To many people, moving to Japan seems not just daunting, but almost impossible. However there is a way that makes getting a job and moving to Japan relatively painless and much more easily accessible.

Every week I receive dozens of emails asking how I ended up living and working in Japan and this video finally seeks to address the question of how I did and how you might be able to do it too.

If you have any questions following this video, head here to see regularly asked questions:

Failing that, please message me directly on Facebook or Twitter!

For regular articles, updates and videos subscribe to Facebook and Twitter!



21 thoughts on “How to Move to and Work in Japan

  1. I've heard some really bad stuff about the JET program. Like the schools and especially the English teachers not actually liking the JETs and there not being a lot of work which makes it really boring. Some have said that the JETs are basically treated like the token foreigners who are basically just puppets there to look good but have no actual meaning and get no respect. I've also heard that in rural areas the locals are really awful to foreigners and people who are idealistic are pretty much crushed by the program and the teachers and locals.

  2. Chris,
    I know this is a very late response to this video but it is a question I have seldom seen an answer to. Maybe because not many people have experience with it. Let's say you are someone who suffers from a chronic condition as I do (Type one diabetes) meaning that I am dependent on a prescription drug (insulin). Healthcare is where I am confused when it comes to living/working overseas for an employer, not of your home country. Although I am not a Japanese citizen (though potentially may desire to become one at some point) how would someone like me obtain proper health insurance and proper access to prescriptions while working overseas? Thanks for any feedback.
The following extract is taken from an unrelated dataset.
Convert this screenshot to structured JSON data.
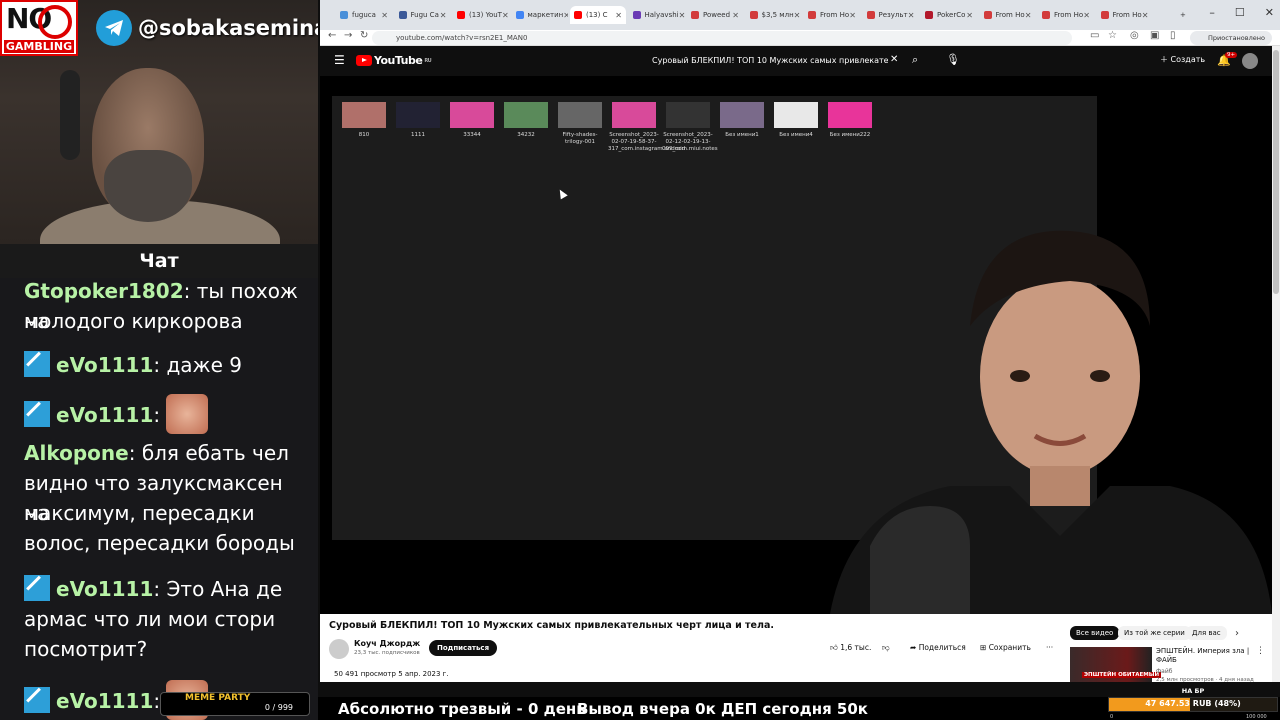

  3. I hear Japanese schools and companies really only want native English speakers as English teachers. Even if you're fluent they won't have you if you're not from an English speaking country.

  4. I’m Mexican and my first language is English and I’m fluent in Spanish and sign language but again I’m Mexican so lol yea maybe that’s not the easy way for me

  5. What qualifications do i need? All I have at the moment is a level 4/grade C in GCSE English Language lol. I'm hoping to do Japanese in university and get a degree in it so maybe that'd be useful.

  6. thank you for this video – truly. after watching this in about June I filled out the online application on the Interac website, and didn't even finish filling it out before I got a phone call to set up a phone interview. which I did and passed, then had my in-person interview in Vancouver two weeks ago. And I got my offer of employment today! probably wouldn't have happened if I didn't see this video.

Leave a Reply

Your email address will not be published. Required fields are marked *

%d bloggers like this: